I was young and new to the city. This was in the days when jobseekers circled postings in a special section of the newspaper. Xlint oppty 4 self-starter. Gal Friday AMs only! Exec-cutie for fun sales dept. I was early, in my pastel suit and nylon hose. My borrowed shoes were loose, so I had to walk with care. Around me, worker bees swirled. Skinny bike couriers lightning-bolted the streets, howling as they flew.
The Hobart Building lobby was marble, with a chandelier and a doorman. Between the two elevator doors was an ornate brass letter drop. I’d never ridden in an elevator alone before, and had butterflies. But the the ninth floor halls were plain, carpeted cheaply in green.
Mrs. Foote was the boss’s right-hand woman. Like me, she wore a suit. Her eyes were water-blue and oozy. The sounds of her mouth seemed overloud in the quiet office. On her paneled office wall hung three bright Mexican amate paintings.
“You’re aware this is a bookkeeping job?” Her asterisk mouth twitched.
“I just finished a year in an office. Reception, but it was a lot of lines,” I took in the shag carpeting, the dark, larger office beside hers. The boss’s, with a bare desk and an enormous butterscotch leather couch. “And I sometimes helped out the accounting department.”
“Mr. Foster likes to see young girls get ahead. I can see you’re bright.” She lowered her voice. “The last one got herself in a family way.”
She asked how much money I wanted, and I said what I’d made back home.
Mrs. Foote reached inside her pocket for one of those metal clickers. At its sound, a small, disheveled man appeared. He’d been there all along, hidden behind his office door. Mr. Foster.
“I’m a tricker and an entrepreneur!” Mr. Foster boomed. He took in my shoeless feet, nylon-sheathed toes half-hidden in the two-tone shag. “How ‘bout you start tomorrow?”
Mrs. Foote straightened. “Very good,” she said.
The building’s men and women’s rooms were on alternate floors, so I took the stairs up. Afterward, I stood for a moment at the head of the stairs. Below me, Mr. Foster was exiting the men’s room, the pink entertainment section jammed into his waistband. I took a step forward and one of my shoes flew from my foot. Below me he held it like Prince Charming, waiting.
On the elevator ride down, I danced.
Within a month I’d be lounging around with this man, high on magic mushrooms, ordering Mrs. Foote to fetch calzone and cappuccinos for us downstairs. Mr. Foster really was magical, at least for a while.

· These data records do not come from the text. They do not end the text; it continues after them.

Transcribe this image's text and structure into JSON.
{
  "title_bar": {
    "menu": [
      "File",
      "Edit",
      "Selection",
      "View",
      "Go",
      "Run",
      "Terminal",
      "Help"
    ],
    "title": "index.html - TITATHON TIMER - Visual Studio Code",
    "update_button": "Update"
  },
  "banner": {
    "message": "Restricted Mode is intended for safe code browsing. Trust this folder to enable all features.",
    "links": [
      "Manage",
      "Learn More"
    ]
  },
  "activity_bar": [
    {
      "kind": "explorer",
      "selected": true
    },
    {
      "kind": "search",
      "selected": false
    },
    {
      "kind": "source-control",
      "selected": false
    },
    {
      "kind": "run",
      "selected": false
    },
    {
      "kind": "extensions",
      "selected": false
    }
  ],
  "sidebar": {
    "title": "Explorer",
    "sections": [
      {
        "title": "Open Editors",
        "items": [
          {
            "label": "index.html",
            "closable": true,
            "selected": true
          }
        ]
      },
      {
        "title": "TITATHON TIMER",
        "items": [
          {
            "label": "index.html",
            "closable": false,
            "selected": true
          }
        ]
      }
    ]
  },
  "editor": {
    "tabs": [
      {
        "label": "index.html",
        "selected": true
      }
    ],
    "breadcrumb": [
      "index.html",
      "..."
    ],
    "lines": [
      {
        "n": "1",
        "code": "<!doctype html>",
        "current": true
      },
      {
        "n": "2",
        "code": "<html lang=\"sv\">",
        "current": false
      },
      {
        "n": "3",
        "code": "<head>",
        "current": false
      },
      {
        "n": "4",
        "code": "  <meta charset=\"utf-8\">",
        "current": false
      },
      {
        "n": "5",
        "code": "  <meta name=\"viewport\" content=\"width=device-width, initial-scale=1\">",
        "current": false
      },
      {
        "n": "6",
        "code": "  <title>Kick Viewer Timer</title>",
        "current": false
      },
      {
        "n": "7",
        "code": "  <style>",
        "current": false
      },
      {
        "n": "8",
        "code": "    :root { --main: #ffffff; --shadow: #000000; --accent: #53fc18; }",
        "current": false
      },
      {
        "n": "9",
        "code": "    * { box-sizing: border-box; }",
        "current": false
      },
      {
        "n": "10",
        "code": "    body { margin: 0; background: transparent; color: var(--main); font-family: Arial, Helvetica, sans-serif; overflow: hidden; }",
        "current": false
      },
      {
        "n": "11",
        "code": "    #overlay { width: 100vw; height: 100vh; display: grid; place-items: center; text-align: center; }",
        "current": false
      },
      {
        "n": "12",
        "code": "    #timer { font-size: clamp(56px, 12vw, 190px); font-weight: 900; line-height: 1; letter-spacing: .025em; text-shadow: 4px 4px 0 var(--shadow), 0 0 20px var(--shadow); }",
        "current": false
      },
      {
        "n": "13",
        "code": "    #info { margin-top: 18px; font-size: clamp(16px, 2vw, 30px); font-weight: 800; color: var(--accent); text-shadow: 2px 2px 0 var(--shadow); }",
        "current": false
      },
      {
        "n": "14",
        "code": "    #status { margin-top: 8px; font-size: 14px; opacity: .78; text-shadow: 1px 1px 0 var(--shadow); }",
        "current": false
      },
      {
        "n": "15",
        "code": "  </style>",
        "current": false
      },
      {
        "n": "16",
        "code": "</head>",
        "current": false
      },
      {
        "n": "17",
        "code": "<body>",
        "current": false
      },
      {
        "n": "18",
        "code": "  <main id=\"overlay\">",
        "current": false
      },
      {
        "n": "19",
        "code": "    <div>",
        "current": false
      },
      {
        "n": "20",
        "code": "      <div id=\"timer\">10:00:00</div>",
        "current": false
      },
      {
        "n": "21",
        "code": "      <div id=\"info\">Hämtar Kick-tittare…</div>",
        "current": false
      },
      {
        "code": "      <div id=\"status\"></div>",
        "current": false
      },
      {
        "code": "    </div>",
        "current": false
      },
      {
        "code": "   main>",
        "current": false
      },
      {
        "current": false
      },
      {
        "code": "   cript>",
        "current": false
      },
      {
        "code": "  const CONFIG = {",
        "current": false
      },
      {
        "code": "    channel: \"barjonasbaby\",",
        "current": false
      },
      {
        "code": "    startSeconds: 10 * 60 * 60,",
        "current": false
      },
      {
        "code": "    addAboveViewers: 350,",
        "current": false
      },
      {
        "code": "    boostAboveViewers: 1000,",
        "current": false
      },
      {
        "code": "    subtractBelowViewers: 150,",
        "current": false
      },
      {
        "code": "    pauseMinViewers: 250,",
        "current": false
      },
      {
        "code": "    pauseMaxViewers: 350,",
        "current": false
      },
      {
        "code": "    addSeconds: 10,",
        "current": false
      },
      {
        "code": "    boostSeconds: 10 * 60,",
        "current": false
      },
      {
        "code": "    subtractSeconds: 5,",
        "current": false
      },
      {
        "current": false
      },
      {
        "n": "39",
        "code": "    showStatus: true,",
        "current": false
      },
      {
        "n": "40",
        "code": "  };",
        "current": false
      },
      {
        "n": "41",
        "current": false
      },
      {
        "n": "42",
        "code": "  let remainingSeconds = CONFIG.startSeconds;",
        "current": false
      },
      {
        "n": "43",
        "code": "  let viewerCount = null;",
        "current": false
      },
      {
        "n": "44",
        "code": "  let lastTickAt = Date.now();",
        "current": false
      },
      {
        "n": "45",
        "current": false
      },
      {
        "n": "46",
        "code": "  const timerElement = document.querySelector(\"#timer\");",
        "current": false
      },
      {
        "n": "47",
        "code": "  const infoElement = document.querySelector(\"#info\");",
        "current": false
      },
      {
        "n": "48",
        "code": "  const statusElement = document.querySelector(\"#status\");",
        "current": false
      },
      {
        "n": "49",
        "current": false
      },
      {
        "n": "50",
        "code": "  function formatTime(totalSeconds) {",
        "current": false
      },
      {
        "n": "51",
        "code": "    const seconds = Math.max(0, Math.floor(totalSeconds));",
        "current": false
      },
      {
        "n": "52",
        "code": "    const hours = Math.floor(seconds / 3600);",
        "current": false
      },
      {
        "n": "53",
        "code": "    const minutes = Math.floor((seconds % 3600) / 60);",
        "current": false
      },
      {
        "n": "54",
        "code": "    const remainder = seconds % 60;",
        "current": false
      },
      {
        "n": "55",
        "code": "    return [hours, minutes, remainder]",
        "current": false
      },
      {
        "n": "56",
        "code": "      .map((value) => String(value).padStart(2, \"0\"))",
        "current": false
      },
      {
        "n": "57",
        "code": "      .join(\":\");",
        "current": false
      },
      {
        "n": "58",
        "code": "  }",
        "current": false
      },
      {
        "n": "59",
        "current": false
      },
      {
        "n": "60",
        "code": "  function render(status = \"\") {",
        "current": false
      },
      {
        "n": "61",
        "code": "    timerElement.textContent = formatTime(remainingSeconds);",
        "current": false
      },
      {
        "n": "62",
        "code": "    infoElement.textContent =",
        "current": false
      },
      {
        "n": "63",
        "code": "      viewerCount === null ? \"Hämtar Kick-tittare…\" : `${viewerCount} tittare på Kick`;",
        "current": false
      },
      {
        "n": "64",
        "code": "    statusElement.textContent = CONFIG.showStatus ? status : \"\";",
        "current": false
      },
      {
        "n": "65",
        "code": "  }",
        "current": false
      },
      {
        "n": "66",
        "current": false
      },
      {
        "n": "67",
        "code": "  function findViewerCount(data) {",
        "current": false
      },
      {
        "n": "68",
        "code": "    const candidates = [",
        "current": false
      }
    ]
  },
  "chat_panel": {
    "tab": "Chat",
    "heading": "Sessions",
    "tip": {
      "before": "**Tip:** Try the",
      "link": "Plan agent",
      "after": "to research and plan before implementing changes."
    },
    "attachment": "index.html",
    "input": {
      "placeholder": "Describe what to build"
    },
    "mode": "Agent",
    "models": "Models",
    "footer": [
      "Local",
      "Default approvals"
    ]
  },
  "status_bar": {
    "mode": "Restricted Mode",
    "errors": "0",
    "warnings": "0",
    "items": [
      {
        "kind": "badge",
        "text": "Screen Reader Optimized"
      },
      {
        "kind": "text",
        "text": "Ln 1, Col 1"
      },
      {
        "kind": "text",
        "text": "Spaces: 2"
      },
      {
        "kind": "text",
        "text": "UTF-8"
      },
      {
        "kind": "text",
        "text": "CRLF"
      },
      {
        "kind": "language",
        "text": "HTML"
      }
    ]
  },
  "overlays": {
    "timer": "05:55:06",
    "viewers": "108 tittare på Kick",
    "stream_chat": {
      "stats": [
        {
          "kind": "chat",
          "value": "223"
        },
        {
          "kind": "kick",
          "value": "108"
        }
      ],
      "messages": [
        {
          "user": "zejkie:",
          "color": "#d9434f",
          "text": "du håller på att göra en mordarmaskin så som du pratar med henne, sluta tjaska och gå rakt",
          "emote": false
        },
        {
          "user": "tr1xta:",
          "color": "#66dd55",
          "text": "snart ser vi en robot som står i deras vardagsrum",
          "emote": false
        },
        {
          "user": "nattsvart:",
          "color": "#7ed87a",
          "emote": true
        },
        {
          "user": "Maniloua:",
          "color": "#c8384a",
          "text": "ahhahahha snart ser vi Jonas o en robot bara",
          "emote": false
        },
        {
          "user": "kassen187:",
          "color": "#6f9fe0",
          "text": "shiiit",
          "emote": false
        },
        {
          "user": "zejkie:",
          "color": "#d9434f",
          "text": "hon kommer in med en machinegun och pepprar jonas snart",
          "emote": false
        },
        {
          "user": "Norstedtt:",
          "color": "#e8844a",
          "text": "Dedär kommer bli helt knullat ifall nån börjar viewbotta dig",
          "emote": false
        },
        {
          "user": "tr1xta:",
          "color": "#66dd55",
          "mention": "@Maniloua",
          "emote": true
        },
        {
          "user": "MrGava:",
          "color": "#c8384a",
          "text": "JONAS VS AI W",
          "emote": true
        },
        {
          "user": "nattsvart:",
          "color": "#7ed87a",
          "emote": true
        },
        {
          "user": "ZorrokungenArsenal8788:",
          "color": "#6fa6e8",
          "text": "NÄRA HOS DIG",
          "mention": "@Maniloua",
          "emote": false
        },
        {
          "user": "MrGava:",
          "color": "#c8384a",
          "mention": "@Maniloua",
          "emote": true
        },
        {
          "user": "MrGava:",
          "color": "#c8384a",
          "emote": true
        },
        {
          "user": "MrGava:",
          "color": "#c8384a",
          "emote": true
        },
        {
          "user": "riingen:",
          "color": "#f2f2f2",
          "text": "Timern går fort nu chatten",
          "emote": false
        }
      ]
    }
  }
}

It was he who urged my new wave hairdo, the pointy Japanese shoes. The secret tattoo. When Mrs. Foote left to do our bidding, we pressed our hands like children to her amate paintings, watched iguanas undulate.